=== EXERCISE BRIEF ===
Would you please print the data a second time, exactly as it stands?

=== Section Start ===

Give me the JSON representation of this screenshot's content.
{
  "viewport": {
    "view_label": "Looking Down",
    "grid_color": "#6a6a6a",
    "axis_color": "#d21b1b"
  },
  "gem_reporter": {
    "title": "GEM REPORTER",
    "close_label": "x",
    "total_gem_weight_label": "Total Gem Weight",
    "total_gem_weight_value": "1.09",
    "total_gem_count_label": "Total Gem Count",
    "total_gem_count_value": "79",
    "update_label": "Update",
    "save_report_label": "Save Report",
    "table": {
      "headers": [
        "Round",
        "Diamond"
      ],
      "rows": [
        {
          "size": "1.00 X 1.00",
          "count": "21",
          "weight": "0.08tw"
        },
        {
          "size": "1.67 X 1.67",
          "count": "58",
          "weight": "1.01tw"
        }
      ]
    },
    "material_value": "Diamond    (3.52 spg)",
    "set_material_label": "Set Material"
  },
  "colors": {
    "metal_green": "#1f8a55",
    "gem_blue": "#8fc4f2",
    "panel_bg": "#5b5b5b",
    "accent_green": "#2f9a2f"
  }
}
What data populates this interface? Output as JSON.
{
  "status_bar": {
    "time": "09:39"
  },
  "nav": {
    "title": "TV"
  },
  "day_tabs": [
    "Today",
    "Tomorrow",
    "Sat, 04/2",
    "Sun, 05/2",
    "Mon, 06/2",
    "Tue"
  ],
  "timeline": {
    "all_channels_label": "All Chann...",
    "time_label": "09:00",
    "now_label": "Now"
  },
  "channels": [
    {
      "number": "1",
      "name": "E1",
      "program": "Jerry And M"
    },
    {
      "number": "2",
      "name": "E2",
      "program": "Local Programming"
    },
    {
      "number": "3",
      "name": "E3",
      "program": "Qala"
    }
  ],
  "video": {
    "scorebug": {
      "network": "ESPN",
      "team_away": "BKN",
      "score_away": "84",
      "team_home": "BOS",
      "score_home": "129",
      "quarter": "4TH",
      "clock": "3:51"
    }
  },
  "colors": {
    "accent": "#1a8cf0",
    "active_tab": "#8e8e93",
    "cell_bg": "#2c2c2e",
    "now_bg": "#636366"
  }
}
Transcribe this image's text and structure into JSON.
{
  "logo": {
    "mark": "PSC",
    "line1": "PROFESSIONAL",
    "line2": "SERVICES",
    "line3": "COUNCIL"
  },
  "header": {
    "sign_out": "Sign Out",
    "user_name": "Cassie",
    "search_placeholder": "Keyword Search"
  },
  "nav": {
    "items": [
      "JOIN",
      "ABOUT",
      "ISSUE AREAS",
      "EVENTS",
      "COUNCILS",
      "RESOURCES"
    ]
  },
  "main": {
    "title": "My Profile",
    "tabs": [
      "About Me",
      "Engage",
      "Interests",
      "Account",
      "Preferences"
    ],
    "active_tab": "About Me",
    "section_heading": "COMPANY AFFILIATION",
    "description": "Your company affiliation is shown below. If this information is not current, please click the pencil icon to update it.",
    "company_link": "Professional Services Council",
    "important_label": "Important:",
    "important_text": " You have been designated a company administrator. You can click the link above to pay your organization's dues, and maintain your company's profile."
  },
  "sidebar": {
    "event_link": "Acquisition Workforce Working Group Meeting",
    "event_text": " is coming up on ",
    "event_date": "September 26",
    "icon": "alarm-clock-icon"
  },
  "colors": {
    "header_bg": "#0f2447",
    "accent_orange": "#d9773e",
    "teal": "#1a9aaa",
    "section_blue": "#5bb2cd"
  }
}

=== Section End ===

=== OUTPUT OF THE TASK ===
Give me the JSON representation of this screenshot's content.
{
  "viewport": {
    "view_label": "Looking Down",
    "grid_color": "#6a6a6a",
    "axis_color": "#d21b1b"
  },
  "gem_reporter": {
    "title": "GEM REPORTER",
    "close_label": "x",
    "total_gem_weight_label": "Total Gem Weight",
    "total_gem_weight_value": "1.09",
    "total_gem_count_label": "Total Gem Count",
    "total_gem_count_value": "79",
    "update_label": "Update",
    "save_report_label": "Save Report",
    "table": {
      "headers": [
        "Round",
        "Diamond"
      ],
      "rows": [
        {
          "size": "1.00 X 1.00",
          "count": "21",
          "weight": "0.08tw"
        },
        {
          "size": "1.67 X 1.67",
          "count": "58",
          "weight": "1.01tw"
        }
      ]
    },
    "material_value": "Diamond    (3.52 spg)",
    "set_material_label": "Set Material"
  },
  "colors": {
    "metal_green": "#1f8a55",
    "gem_blue": "#8fc4f2",
    "panel_bg": "#5b5b5b",
    "accent_green": "#2f9a2f"
  }
}
What data populates this interface? Output as JSON.
{
  "status_bar": {
    "time": "09:39"
  },
  "nav": {
    "title": "TV"
  },
  "day_tabs": [
    "Today",
    "Tomorrow",
    "Sat, 04/2",
    "Sun, 05/2",
    "Mon, 06/2",
    "Tue"
  ],
  "timeline": {
    "all_channels_label": "All Chann...",
    "time_label": "09:00",
    "now_label": "Now"
  },
  "channels": [
    {
      "number": "1",
      "name": "E1",
      "program": "Jerry And M"
    },
    {
      "number": "2",
      "name": "E2",
      "program": "Local Programming"
    },
    {
      "number": "3",
      "name": "E3",
      "program": "Qala"
    }
  ],
  "video": {
    "scorebug": {
      "network": "ESPN",
      "team_away": "BKN",
      "score_away": "84",
      "team_home": "BOS",
      "score_home": "129",
      "quarter": "4TH",
      "clock": "3:51"
    }
  },
  "colors": {
    "accent": "#1a8cf0",
    "active_tab": "#8e8e93",
    "cell_bg": "#2c2c2e",
    "now_bg": "#636366"
  }
}
Transcribe this image's text and structure into JSON.
{
  "logo": {
    "mark": "PSC",
    "line1": "PROFESSIONAL",
    "line2": "SERVICES",
    "line3": "COUNCIL"
  },
  "header": {
    "sign_out": "Sign Out",
    "user_name": "Cassie",
    "search_placeholder": "Keyword Search"
  },
  "nav": {
    "items": [
      "JOIN",
      "ABOUT",
      "ISSUE AREAS",
      "EVENTS",
      "COUNCILS",
      "RESOURCES"
    ]
  },
  "main": {
    "title": "My Profile",
    "tabs": [
      "About Me",
      "Engage",
      "Interests",
      "Account",
      "Preferences"
    ],
    "active_tab": "About Me",
    "section_heading": "COMPANY AFFILIATION",
    "description": "Your company affiliation is shown below. If this information is not current, please click the pencil icon to update it.",
    "company_link": "Professional Services Council",
    "important_label": "Important:",
    "important_text": " You have been designated a company administrator. You can click the link above to pay your organization's dues, and maintain your company's profile."
  },
  "sidebar": {
    "event_link": "Acquisition Workforce Working Group Meeting",
    "event_text": " is coming up on ",
    "event_date": "September 26",
    "icon": "alarm-clock-icon"
  },
  "colors": {
    "header_bg": "#0f2447",
    "accent_orange": "#d9773e",
    "teal": "#1a9aaa",
    "section_blue": "#5bb2cd"
  }
}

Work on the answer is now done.